[21] Gibson M., Armstrong J. and McMahon A.M. (1998). The city walls of Nippur and an Islamic site beyond: Oriental Institute excavations, 17th season, 1987. Iraq, 60, 11-44.
[22] Gibson M. and McMahon A.M. (1997). The Early Dynastic-Akkadian Transition, part 2: The authors’ response. Iraq, 59, 9-14.
[23] Stein G.J., Bernbeck R., Coursey C., McMahon A.M., Miller N.F., Misir A., Nicola J., Pittman H., Pollock S. and Wright H. (1996). Uruk colonies and Anatolian communities: An interim report on the 1992-1993 excavations at Hacinebi, Turkey.
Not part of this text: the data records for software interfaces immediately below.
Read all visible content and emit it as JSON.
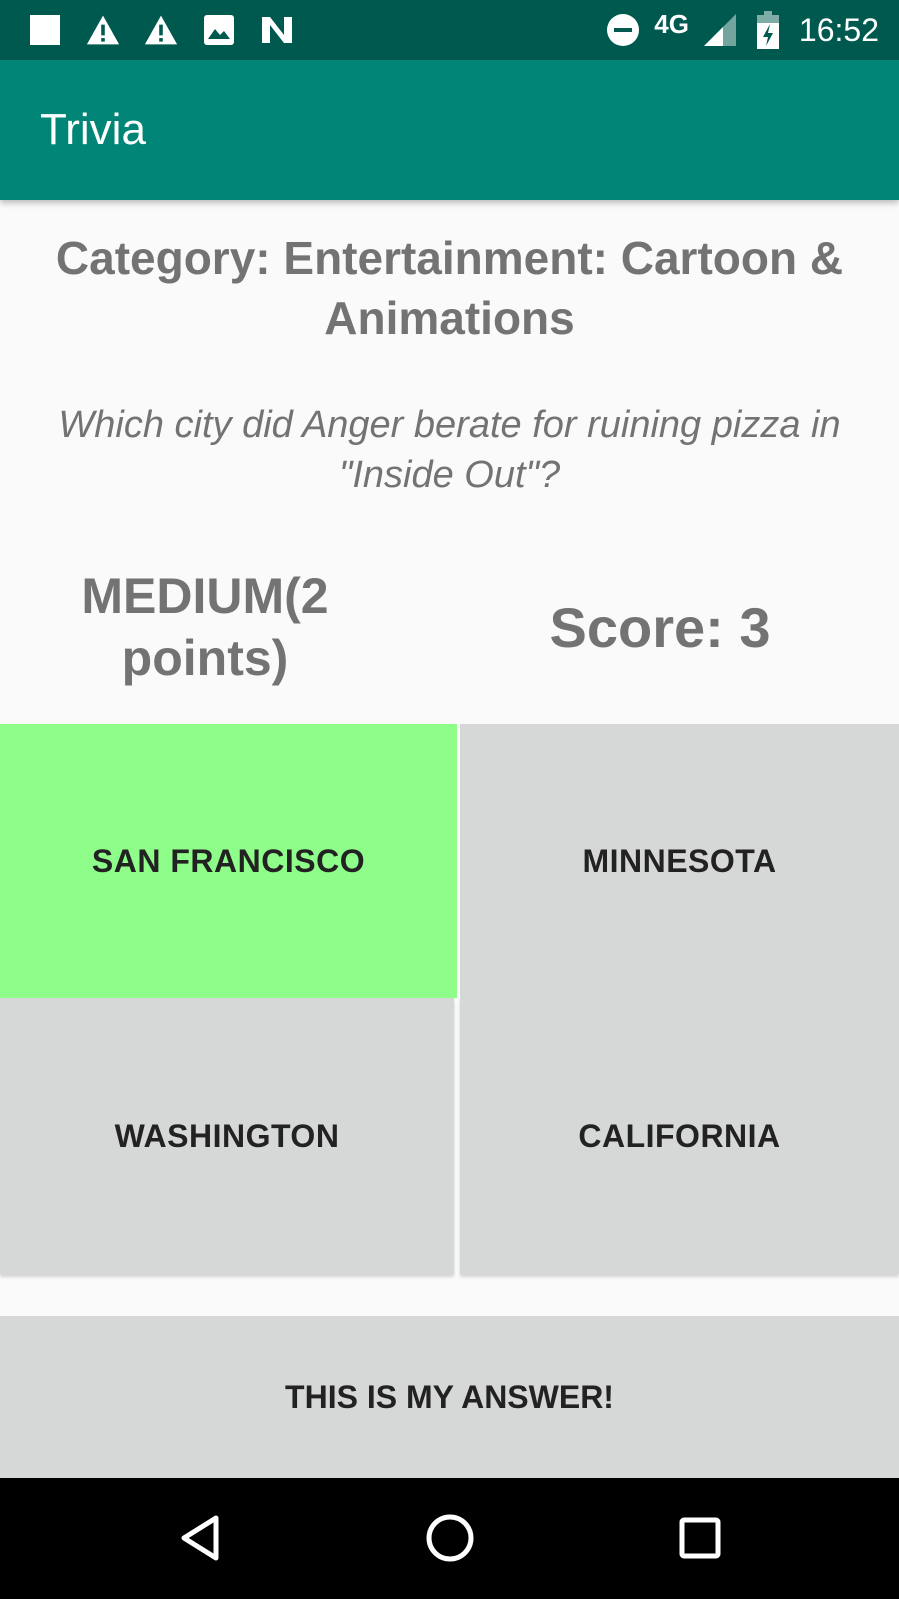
{
  "status_bar": {
    "time": "16:52",
    "network": "4G",
    "icons": [
      "square-notification-icon",
      "warning-icon",
      "warning-icon",
      "image-icon",
      "n-app-icon",
      "do-not-disturb-icon",
      "signal-icon",
      "battery-charging-icon"
    ]
  },
  "app_bar": {
    "title": "Trivia"
  },
  "quiz": {
    "category": "Category: Entertainment: Cartoon & Animations",
    "question": "Which city did Anger berate for ruining pizza in \"Inside Out\"?",
    "difficulty": "MEDIUM(2 points)",
    "score": "Score: 3"
  },
  "answers": [
    {
      "label": "SAN FRANCISCO",
      "selected": true
    },
    {
      "label": "MINNESOTA",
      "selected": false
    },
    {
      "label": "WASHINGTON",
      "selected": false
    },
    {
      "label": "CALIFORNIA",
      "selected": false
    }
  ],
  "submit_label": "THIS IS MY ANSWER!",
  "colors": {
    "status_bar": "#00594f",
    "app_bar": "#008577",
    "selected_answer": "#8efd89",
    "answer_bg": "#d6d7d7",
    "text_gray": "#737373"
  }
}
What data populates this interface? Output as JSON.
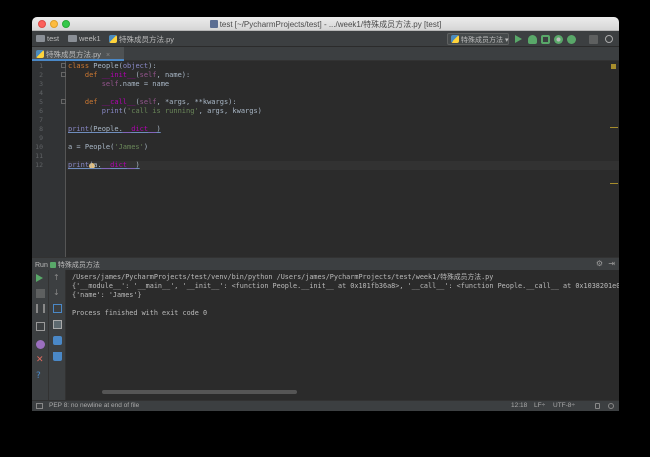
{
  "window": {
    "title": "test [~/PycharmProjects/test] - .../week1/特殊成员方法.py [test]"
  },
  "navbar": {
    "crumbs": [
      "test",
      "week1",
      "特殊成员方法.py"
    ],
    "run_config": "特殊成员方法"
  },
  "tabs": [
    {
      "label": "特殊成员方法.py",
      "close": "×"
    }
  ],
  "editor": {
    "line_numbers": [
      "1",
      "2",
      "3",
      "4",
      "5",
      "6",
      "7",
      "8",
      "9",
      "10",
      "11",
      "12"
    ],
    "caret_line": 12
  },
  "run_panel": {
    "title": "Run",
    "config": "特殊成员方法",
    "gear": "⚙",
    "hide": "⇥",
    "output": [
      "/Users/james/PycharmProjects/test/venv/bin/python /Users/james/PycharmProjects/test/week1/特殊成员方法.py",
      "{'__module__': '__main__', '__init__': <function People.__init__ at 0x101fb36a8>, '__call__': <function People.__call__ at 0x1038201e0>",
      "{'name': 'James'}",
      "",
      "Process finished with exit code 0"
    ]
  },
  "statusbar": {
    "message": "PEP 8: no newline at end of file",
    "position": "12:18",
    "line_sep": "LF÷",
    "encoding": "UTF-8÷"
  },
  "colors": {
    "background": "#2b2b2b",
    "keyword": "#cc7832",
    "function": "#ffc66d",
    "string": "#6a8759",
    "special": "#b200b2",
    "run_green": "#59a869"
  },
  "icons": [
    "folder-icon",
    "python-file-icon",
    "run-icon",
    "debug-icon",
    "coverage-icon",
    "profile-icon",
    "concurrency-icon",
    "stop-icon",
    "search-icon",
    "gear-icon",
    "bulb-icon"
  ]
}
American Journal of Archaeology, 100(2), 205-260.
[24] Gibson M. and McMahon A.M. (1995). Investigation of the Early Dynastic-Akkadian Transition: Report of the 18th and 19th seasons of excavation in Area WF, Nippur. Iraq, 57, 1-39.
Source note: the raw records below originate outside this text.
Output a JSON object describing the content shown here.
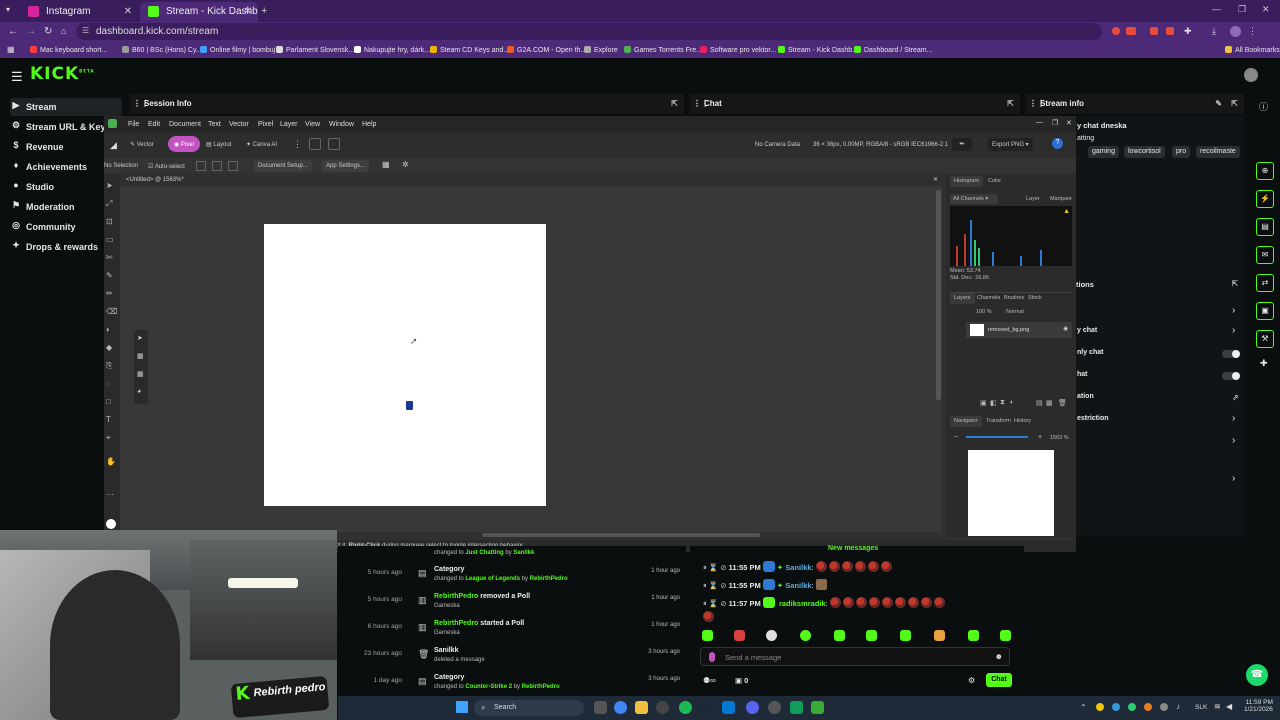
{
  "browser": {
    "tabs": [
      {
        "title": "Instagram",
        "color": "#d6249f"
      },
      {
        "title": "Stream - Kick Dashboard",
        "color": "#53fc18"
      }
    ],
    "new_tab": "+",
    "url": "dashboard.kick.com/stream",
    "bookmarks": [
      {
        "label": "Mac keyboard short...",
        "color": "#ff3c3c"
      },
      {
        "label": "B60 | BSc (Hons) Cy...",
        "color": "#999999"
      },
      {
        "label": "Online filmy | bombuj",
        "color": "#3da1ff"
      },
      {
        "label": "Parlament Slovensk...",
        "color": "#dddddd"
      },
      {
        "label": "Nakupujte hry, dárk...",
        "color": "#ffffff"
      },
      {
        "label": "Steam CD Keys and...",
        "color": "#f0b400"
      },
      {
        "label": "G2A.COM - Open th...",
        "color": "#f05a28"
      },
      {
        "label": "Explore",
        "color": "#aaaaaa"
      },
      {
        "label": "Games Torrents Fre...",
        "color": "#4caf50"
      },
      {
        "label": "Software pro vektor...",
        "color": "#e91e63"
      },
      {
        "label": "Stream - Kick Dashb...",
        "color": "#53fc18"
      },
      {
        "label": "Dashboard / Stream...",
        "color": "#53fc18"
      }
    ],
    "all_bookmarks": "All Bookmarks"
  },
  "kick": {
    "logo": "KICK",
    "logo_sup": "BETA",
    "sidebar": [
      {
        "label": "Stream",
        "icon": "stream-icon",
        "glyph": "▶"
      },
      {
        "label": "Stream URL & Key",
        "icon": "key-icon",
        "glyph": "⚙"
      },
      {
        "label": "Revenue",
        "icon": "revenue-icon",
        "glyph": "$"
      },
      {
        "label": "Achievements",
        "icon": "trophy-icon",
        "glyph": "♦"
      },
      {
        "label": "Studio",
        "icon": "studio-icon",
        "glyph": "●"
      },
      {
        "label": "Moderation",
        "icon": "moderation-icon",
        "glyph": "⚑"
      },
      {
        "label": "Community",
        "icon": "community-icon",
        "glyph": "◎"
      },
      {
        "label": "Drops & rewards",
        "icon": "gift-icon",
        "glyph": "✦"
      }
    ],
    "panels": {
      "session": "Session Info",
      "chat": "Chat",
      "stream_info": "Stream info"
    },
    "stream_info": {
      "title_fragment": "y chat dneska",
      "category_fragment": "atting",
      "tags": [
        "gaming",
        "lowcortisol",
        "pro",
        "recoilmaste"
      ],
      "actions_fragment": "tions",
      "settings": [
        {
          "label": "y chat",
          "control": "chevron"
        },
        {
          "label": "nly chat",
          "control": "toggle"
        },
        {
          "label": "hat",
          "control": "toggle"
        },
        {
          "label": "ation",
          "control": "external"
        },
        {
          "label": "estriction",
          "control": "chevron"
        },
        {
          "label": "",
          "control": "chevron"
        },
        {
          "label": "",
          "control": "chevron"
        }
      ]
    },
    "activity": [
      {
        "ago": "",
        "title": "",
        "sub_pre": "changed to ",
        "sub_a": "Just Chatting",
        "sub_mid": " by ",
        "sub_b": "Sanilkk",
        "time": ""
      },
      {
        "ago": "5 hours ago",
        "title": "Category",
        "sub_pre": "changed to ",
        "sub_a": "League of Legends",
        "sub_mid": " by ",
        "sub_b": "RebirthPedro",
        "time": "1 hour ago"
      },
      {
        "ago": "5 hours ago",
        "title_a": "RebirthPedro",
        "title": " removed a Poll",
        "sub_pre": "Gameska",
        "sub_a": "",
        "sub_mid": "",
        "sub_b": "",
        "time": "1 hour ago"
      },
      {
        "ago": "6 hours ago",
        "title_a": "RebirthPedro",
        "title": " started a Poll",
        "sub_pre": "Gameska",
        "sub_a": "",
        "sub_mid": "",
        "sub_b": "",
        "time": "1 hour ago"
      },
      {
        "ago": "23 hours ago",
        "title": "Sanilkk",
        "sub_pre": "deleted a message",
        "sub_a": "",
        "sub_mid": "",
        "sub_b": "",
        "time": "3 hours ago"
      },
      {
        "ago": "1 day ago",
        "title": "Category",
        "sub_pre": "changed to ",
        "sub_a": "Counter-Strike 2",
        "sub_mid": " by ",
        "sub_b": "RebirthPedro",
        "time": "3 hours ago"
      }
    ],
    "chat": {
      "new_messages": "New messages",
      "messages": [
        {
          "time": "11:55 PM",
          "user": "Sanilkk",
          "color": "#5dade2",
          "emotes": 6
        },
        {
          "time": "11:55 PM",
          "user": "Sanilkk",
          "color": "#5dade2",
          "emotes": 1
        },
        {
          "time": "11:57 PM",
          "user": "radiksmradik",
          "color": "#53fc18",
          "emotes": 10
        }
      ],
      "placeholder": "Send a message",
      "count": "0",
      "send": "Chat"
    }
  },
  "affinity": {
    "menu": [
      "File",
      "Edit",
      "Document",
      "Text",
      "Vector",
      "Pixel",
      "Layer",
      "View",
      "Window",
      "Help"
    ],
    "personas": [
      "Vector",
      "Pixel",
      "Layout",
      "Canva AI"
    ],
    "camera": "No Camera Data",
    "doc_info": "36 × 36px, 0.00MP, RGBA/8 - sRGB IEC61966-2.1",
    "export": "Export PNG",
    "no_selection": "No Selection",
    "auto_select": "Auto-select",
    "doc_setup": "Document Setup...",
    "app_settings": "App Settings...",
    "tab": "<Untitled> @ 1563%*",
    "histogram_tabs": [
      "Histogram",
      "Color"
    ],
    "channels": "All Channels",
    "layer_label": "Layer",
    "marquee_label": "Marquee",
    "mean": "Mean: 53.74",
    "stddev": "Std. Dev.: 26.86",
    "layers_tabs": [
      "Layers",
      "Channels",
      "Brushes",
      "Stock"
    ],
    "opacity": "100 %",
    "blend": "Normal",
    "layer_name": "removed_bg.png",
    "nav_tabs": [
      "Navigator",
      "Transform",
      "History"
    ],
    "zoom": "1563 %",
    "status": "Right-Click",
    "status_pre": "ct it. ",
    "status_post": " during marquee select to toggle intersection behavior."
  },
  "overlay": {
    "watermark": "Rebirth pedro"
  },
  "taskbar": {
    "search": "Search",
    "lang": "SLK",
    "time": "11:59 PM",
    "date": "1/21/2026"
  }
}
Teaching and Supervisions


I contribute to the following BA and MPhil courses:

  • A 1: World Archaeology
  • A 3: Introduction to the Cultures of Egypt and Mesopotamia
  • A 4: Being Human: Interdisciplinary Perspectives
  • A 25: Mesopotamian Archaeology I: Prehistory to Early States
  • A 26: Mesopotamian Archaeology II: Territorial States to Empires
  • G 07: Mesopotamian Archaeology I: Prehistory to Early States
  • G 08: Mesopotamian Archaeology II: Territorial States to Empires
Research supervision: 

I am available to supervise graduate students in many subjects within Mesopotamian archaeology, particularly topics in settlement archaeology, architecture, sensory archaeology and material culture studies.
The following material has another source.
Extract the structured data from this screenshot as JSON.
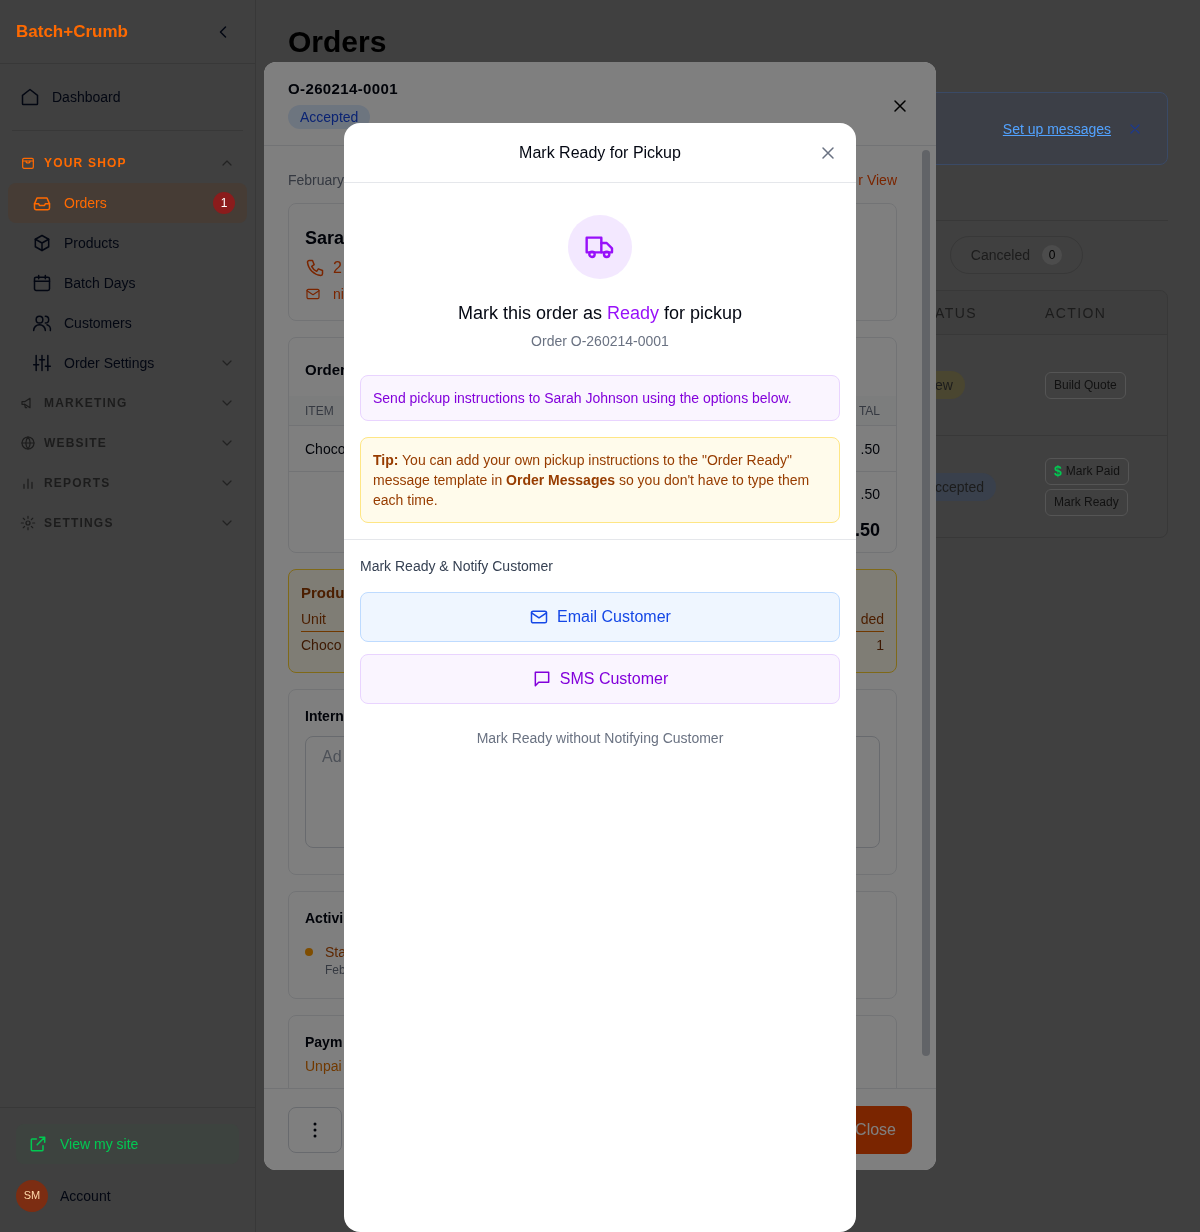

   Current Students:

   Past Students:

  • Salam al-Kuntar
  • Daniela Arroyo Barrantes
  • Christina Bouthillier-Reade
  • Carlo Colantoni
  • Tina Greenfield
  • Lamya Khalidi
  • Marco Iamoni
  • Konstantinos Koutsadelis
  • Christina Tsouparopoulou


Other Professional Activities

  • Editorial Board of the journal Iraq
  • Co-Editor, Iraq
  • Cambridge Representative, British Association for Near Eastern Archaeology (BANEA)

Job Titles

Reader in Mesopotamian Archaeology
Fellow of Newnham College
Director of Studies, Newnham

General Info

Takes PhD students
Available for consultancy
Research Expertise / Fields of study: 
Material Culture
Built Environment
Archaeological Theory
Field Methods

Contact Details

Faculty Building
Downing Street
01223 (3)33526


Person keywords: 
Early violent conflict
Sensory Archaeology
Assyriology and Mesopotamian Archaeology
Material Culture
Rethinking Complexity
Geographical areas: 
Mesopotamia and the Near East